**The task:** Return the lines below that contain the word "number".
....
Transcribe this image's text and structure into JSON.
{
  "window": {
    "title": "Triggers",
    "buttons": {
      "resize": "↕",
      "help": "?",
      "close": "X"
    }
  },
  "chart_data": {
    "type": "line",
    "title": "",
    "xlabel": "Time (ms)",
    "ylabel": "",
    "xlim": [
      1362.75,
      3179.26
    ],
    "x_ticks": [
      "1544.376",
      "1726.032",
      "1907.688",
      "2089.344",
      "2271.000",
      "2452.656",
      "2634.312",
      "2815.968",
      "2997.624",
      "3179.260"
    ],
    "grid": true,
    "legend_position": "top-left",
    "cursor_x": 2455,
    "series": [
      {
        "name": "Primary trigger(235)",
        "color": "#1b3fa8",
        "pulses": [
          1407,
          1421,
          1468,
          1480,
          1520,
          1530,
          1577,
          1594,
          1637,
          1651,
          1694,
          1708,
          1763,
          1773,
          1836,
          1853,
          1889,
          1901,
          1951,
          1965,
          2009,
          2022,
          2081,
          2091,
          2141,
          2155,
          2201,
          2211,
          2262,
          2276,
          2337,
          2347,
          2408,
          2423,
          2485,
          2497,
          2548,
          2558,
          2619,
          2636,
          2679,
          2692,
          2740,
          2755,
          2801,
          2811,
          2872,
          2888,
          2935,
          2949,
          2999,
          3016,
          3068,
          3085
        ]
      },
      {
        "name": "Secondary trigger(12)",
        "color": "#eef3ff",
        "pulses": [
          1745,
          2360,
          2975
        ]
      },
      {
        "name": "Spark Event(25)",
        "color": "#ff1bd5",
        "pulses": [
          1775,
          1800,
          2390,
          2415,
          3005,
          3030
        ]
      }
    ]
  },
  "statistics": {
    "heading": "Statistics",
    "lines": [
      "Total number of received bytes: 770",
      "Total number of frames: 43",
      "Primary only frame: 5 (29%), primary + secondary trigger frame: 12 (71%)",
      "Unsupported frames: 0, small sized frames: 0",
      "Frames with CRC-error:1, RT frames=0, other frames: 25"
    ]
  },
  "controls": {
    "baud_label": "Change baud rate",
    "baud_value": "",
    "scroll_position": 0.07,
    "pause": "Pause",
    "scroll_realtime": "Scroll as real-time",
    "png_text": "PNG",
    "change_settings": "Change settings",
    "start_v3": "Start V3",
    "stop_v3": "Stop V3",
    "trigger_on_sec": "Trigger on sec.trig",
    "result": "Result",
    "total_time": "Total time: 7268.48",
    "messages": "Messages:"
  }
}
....
**Problem solution:**
      "Total number of received bytes: 770",
      "Total number of frames: 43",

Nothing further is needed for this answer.